The SP Phenotype Serves as a Potential HSC Marker

Others, as well as ourselves, have shown that SP cell numbers decrease significantly when costained with verapamil [20, 21, 4648]. This may be due to the multidrug-resistance-1 (MDR1) gene product, P-glycoprotein (P-gp), as the molecular basis of the Hoechst efflux phenomenon. Transduction of murine BM cells with the MDR1 gene results in a substantial increase in SP cell numbers, both in vitro and in vivo [50]. Nevertheless, SP cells are found in P-gp-knockout mice [51], so that other ATP-binding cassette (ABC) transporter members are likely to be responsible for the energy-dependent transport of a wide spectrum of substrates across membranes and contribute to the Hoechst efflux. High levels of ABC transporter breast cancer protein (Bcrp) mRNA expression are detected in HSCs from murine BM, which decrease with cell differentiation. Enforced expression of Bcrp on normal BM cells results in expansion of transplantable SP cells and reduction in lineage differentiation [51]. These data suggest that the ABC transporter, Bcrp, is a dominant Hoechst pump and may serve as a potential marker for HSCs. The human Bcrp gene (also termed ABCG2) has similar properties, as reported by Scharenberg et al. [52]. Since Hoechst 33342 displays cell toxicity [49], isolation of primitive HSCs via nontoxic monoclonal antibodies against Bcrp may be valuable and is currently being pursued.

In conclusion, the notion that HSCs are necessarily CD34+ may have to be revised: from our current knowledge, quiescent murine HSCs appear to be mostly CD34, but acquire the CD34+ phenotype upon 5-FU treatment or cytokine stimulation. The fact that a definite number of human HSCs are CD34 should be taken into consideration when CD34 selections are performed for clinical uses, including transplantation, purging, and gene therapy procedures. Hoechst sorting is currently used to enrich for HSCs. Further isolation and characterization of human CD34 HSCs, including use of a nontoxic monoclonal antibody against Bcrp, are currently awaited and will give us further insight into the biology of HSC development.


We appreciate Dr. Roland Mertelsmann's continuous support and thank Dr. Jan Burger for his valuable comments and critical reading of the manuscript.

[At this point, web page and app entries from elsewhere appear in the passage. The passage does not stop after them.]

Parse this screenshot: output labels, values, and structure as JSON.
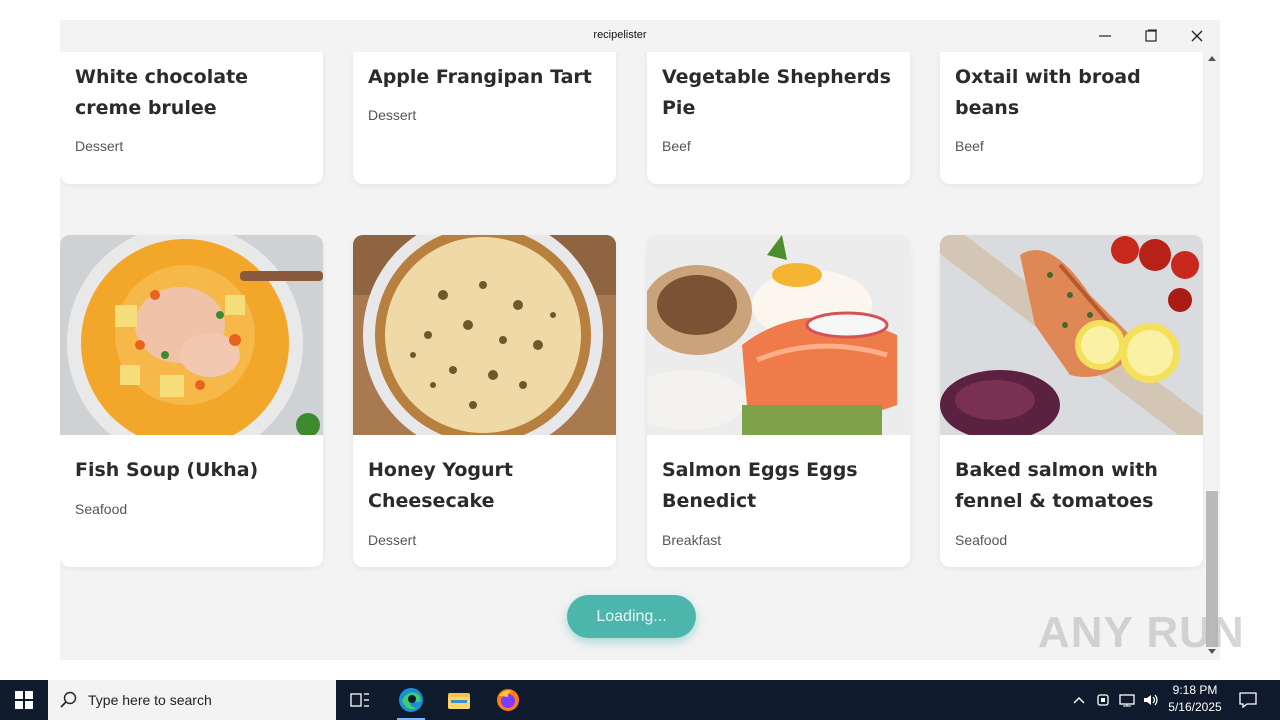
{
  "window": {
    "title": "recipelister"
  },
  "cards_top": [
    {
      "title": "White chocolate creme brulee",
      "category": "Dessert"
    },
    {
      "title": "Apple Frangipan Tart",
      "category": "Dessert"
    },
    {
      "title": "Vegetable Shepherds Pie",
      "category": "Beef"
    },
    {
      "title": "Oxtail with broad beans",
      "category": "Beef"
    }
  ],
  "cards": [
    {
      "title": "Fish Soup (Ukha)",
      "category": "Seafood",
      "image": "fish-soup-image"
    },
    {
      "title": "Honey Yogurt Cheesecake",
      "category": "Dessert",
      "image": "cheesecake-image"
    },
    {
      "title": "Salmon Eggs Eggs Benedict",
      "category": "Breakfast",
      "image": "eggs-benedict-image"
    },
    {
      "title": "Baked salmon with fennel & tomatoes",
      "category": "Seafood",
      "image": "baked-salmon-image"
    }
  ],
  "loading_button": {
    "label": "Loading..."
  },
  "watermark": {
    "text": "ANY RUN"
  },
  "taskbar": {
    "search_placeholder": "Type here to search",
    "time": "9:18 PM",
    "date": "5/16/2025"
  },
  "colors": {
    "accent": "#4db6ac",
    "taskbar": "#0f1b2d",
    "background": "#f3f3f3"
  }
}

This work was supported by grant #C6 from the Center for Clinical Research (ZKF), University of Freiburg, Germany.